Dataset rows describing interfaces
┏━━
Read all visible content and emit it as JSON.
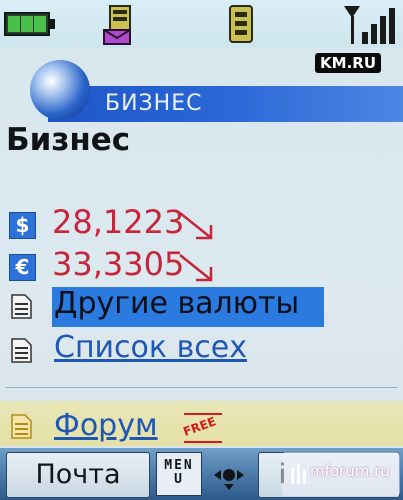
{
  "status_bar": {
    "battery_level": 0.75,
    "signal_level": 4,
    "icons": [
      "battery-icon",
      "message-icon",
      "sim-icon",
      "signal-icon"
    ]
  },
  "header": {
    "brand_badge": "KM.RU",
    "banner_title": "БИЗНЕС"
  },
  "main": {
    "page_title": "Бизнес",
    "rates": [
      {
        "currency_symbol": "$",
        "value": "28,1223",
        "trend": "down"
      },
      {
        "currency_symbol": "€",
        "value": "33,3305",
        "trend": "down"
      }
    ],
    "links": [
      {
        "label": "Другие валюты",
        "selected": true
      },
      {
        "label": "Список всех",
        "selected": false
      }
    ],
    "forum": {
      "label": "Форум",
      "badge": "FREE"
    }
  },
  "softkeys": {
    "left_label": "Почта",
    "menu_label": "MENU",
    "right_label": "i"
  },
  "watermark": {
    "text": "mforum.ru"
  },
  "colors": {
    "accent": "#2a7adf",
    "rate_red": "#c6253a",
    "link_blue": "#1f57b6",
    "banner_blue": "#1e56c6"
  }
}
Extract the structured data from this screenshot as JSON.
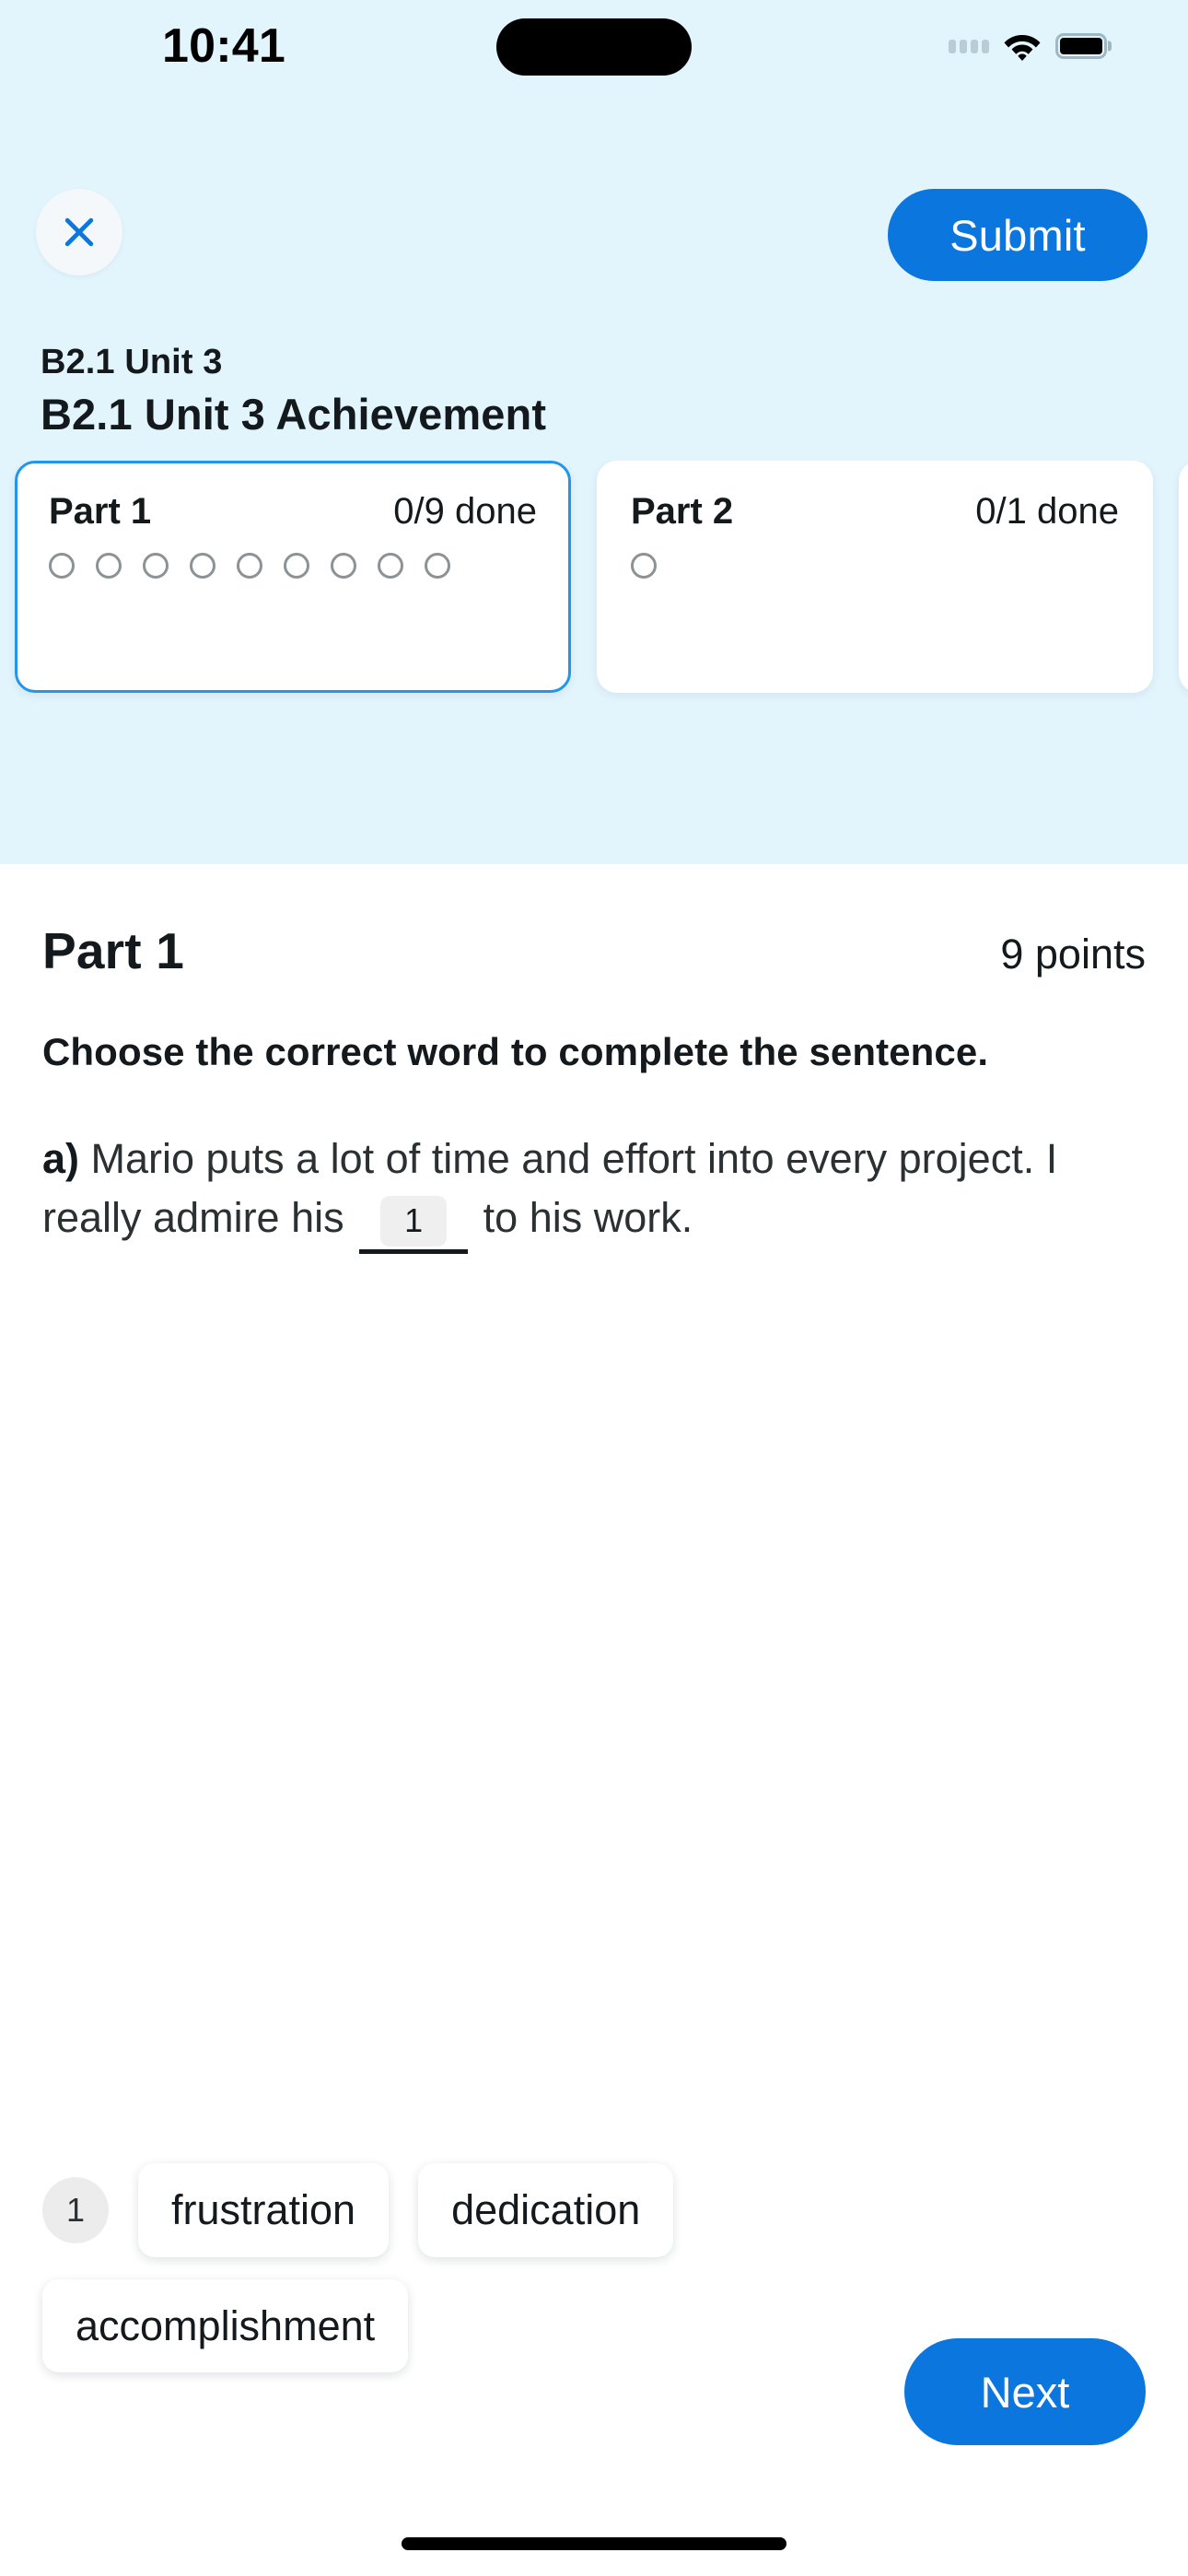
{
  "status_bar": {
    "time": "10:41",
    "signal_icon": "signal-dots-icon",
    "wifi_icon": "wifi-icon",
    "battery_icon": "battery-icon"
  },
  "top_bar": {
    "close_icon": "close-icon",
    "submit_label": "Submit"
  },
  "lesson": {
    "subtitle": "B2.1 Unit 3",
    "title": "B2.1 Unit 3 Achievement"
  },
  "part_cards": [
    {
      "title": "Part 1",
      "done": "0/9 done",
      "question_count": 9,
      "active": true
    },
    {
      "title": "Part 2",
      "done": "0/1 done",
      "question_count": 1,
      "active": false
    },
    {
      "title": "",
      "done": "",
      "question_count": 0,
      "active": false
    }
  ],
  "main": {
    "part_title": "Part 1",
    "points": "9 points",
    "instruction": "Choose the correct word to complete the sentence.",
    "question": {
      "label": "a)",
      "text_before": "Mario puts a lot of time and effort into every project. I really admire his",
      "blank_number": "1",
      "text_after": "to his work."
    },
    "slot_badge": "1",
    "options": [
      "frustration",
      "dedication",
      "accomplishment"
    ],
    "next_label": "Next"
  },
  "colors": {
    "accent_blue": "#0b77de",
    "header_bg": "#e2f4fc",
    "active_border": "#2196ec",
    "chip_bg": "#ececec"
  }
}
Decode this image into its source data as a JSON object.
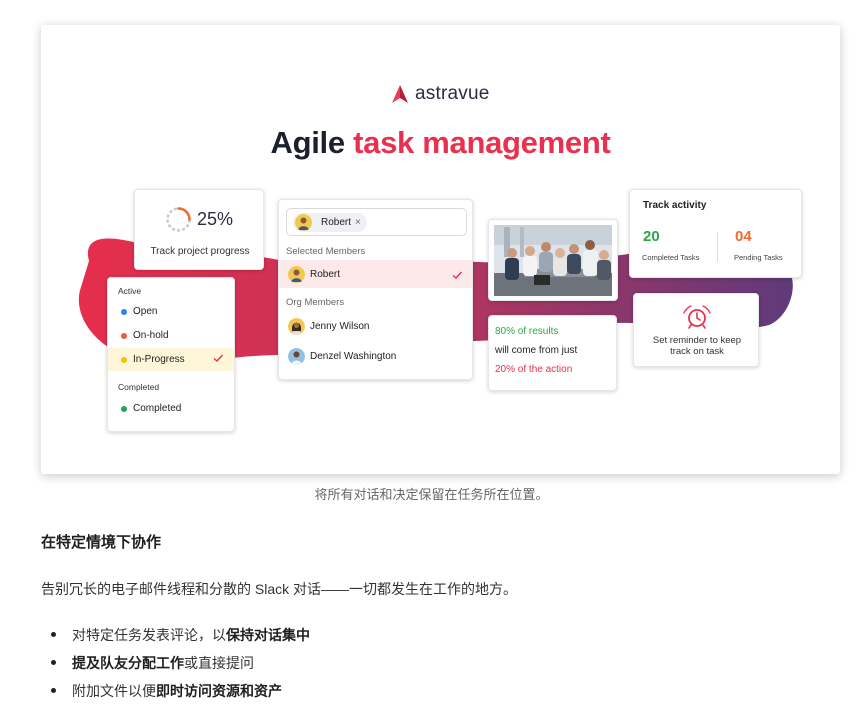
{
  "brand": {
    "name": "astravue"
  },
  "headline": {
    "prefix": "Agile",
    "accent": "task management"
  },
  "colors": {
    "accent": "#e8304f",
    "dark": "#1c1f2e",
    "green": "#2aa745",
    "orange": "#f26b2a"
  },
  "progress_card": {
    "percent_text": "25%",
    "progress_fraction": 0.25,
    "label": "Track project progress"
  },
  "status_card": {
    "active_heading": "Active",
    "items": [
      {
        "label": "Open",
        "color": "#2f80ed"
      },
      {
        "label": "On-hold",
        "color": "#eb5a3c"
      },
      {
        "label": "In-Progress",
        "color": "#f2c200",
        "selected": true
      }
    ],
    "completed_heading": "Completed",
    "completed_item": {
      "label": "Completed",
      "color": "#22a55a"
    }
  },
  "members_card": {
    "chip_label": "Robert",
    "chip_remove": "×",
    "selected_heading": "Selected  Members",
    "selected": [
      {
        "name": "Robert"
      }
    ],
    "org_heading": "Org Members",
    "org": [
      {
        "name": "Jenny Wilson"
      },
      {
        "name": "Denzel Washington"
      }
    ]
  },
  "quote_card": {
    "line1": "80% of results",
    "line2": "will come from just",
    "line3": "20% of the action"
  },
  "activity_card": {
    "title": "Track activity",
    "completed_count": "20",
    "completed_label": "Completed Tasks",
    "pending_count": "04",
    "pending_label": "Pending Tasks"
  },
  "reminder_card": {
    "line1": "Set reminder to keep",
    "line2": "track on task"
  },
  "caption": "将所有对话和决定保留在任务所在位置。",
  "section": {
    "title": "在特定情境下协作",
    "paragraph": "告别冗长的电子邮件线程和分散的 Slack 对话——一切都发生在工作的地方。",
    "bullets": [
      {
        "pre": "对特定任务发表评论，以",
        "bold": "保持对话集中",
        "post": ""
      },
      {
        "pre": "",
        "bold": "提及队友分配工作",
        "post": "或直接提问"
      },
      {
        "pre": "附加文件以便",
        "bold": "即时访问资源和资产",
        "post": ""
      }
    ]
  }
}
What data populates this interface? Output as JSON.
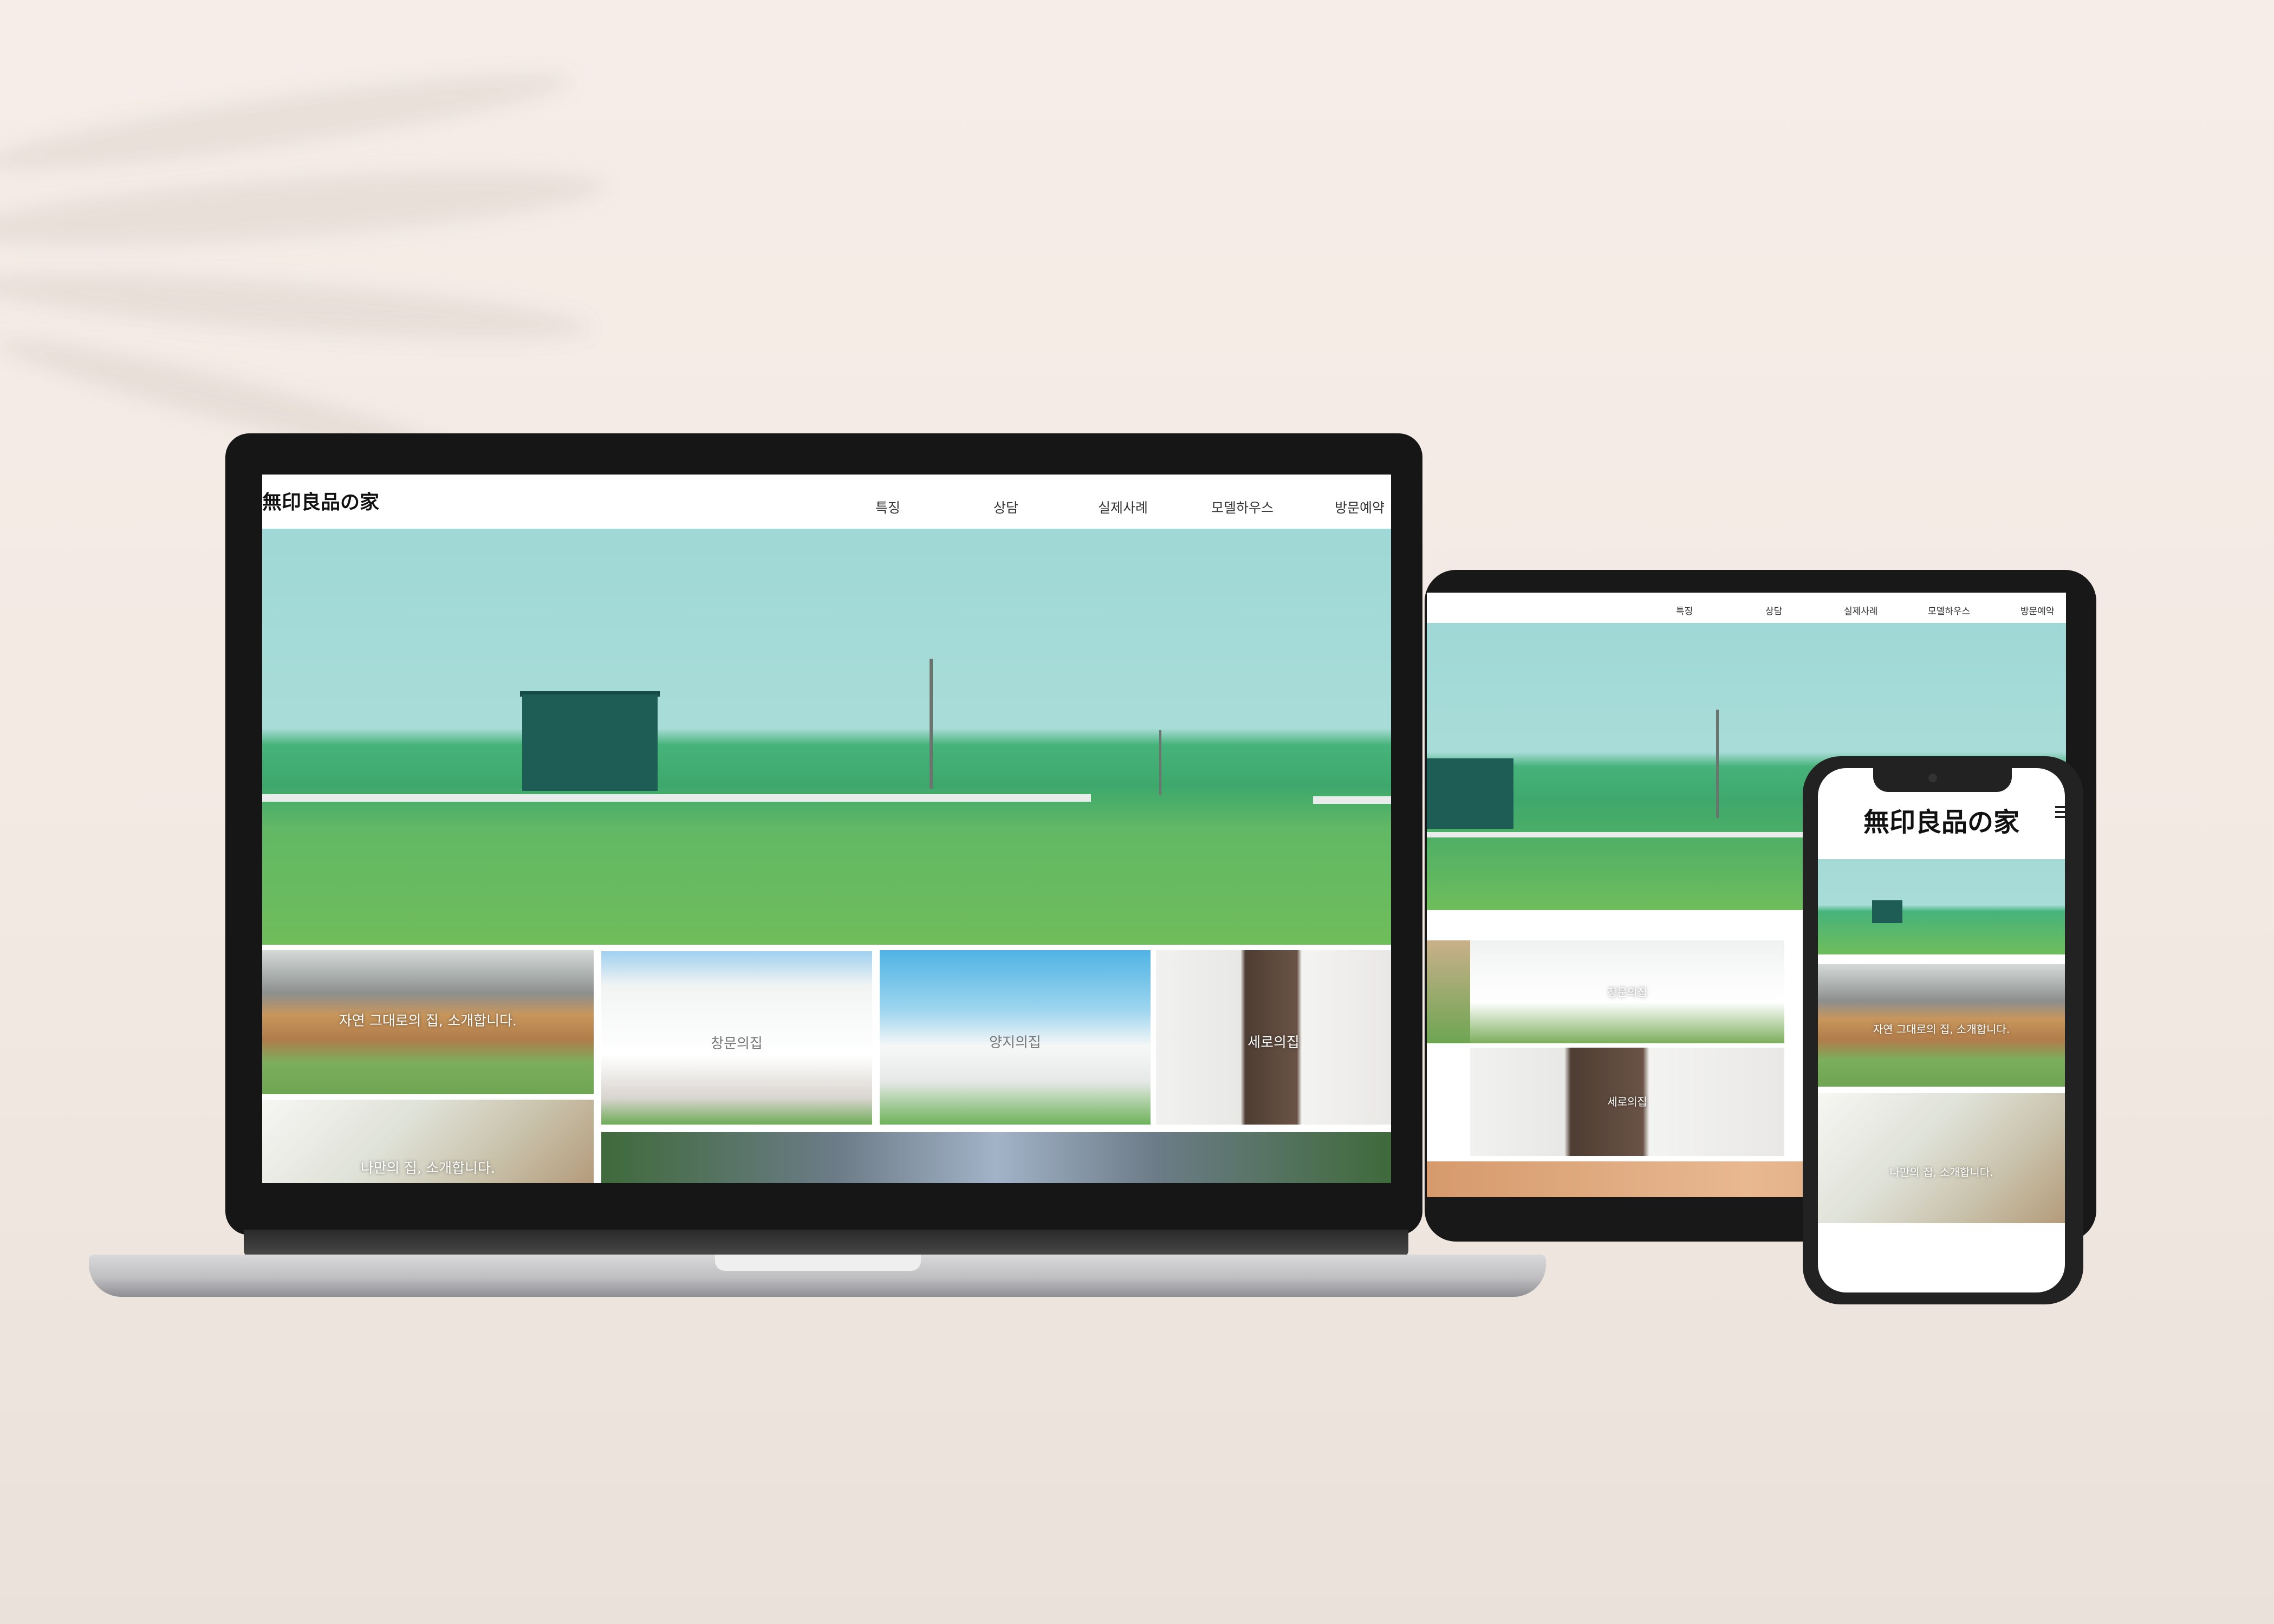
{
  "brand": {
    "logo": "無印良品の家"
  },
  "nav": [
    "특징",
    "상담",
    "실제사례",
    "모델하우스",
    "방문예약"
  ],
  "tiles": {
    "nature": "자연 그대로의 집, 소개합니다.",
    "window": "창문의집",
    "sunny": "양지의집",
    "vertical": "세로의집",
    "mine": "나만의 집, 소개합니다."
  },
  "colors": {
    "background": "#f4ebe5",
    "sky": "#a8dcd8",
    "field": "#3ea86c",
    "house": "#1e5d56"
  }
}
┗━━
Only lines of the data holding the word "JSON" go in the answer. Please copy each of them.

Read all visible content and emit it as JSON.
Extract the structured data from this screenshot as JSON.
Decode this image into its source data as a JSON object.
What data populates this interface? Output as JSON.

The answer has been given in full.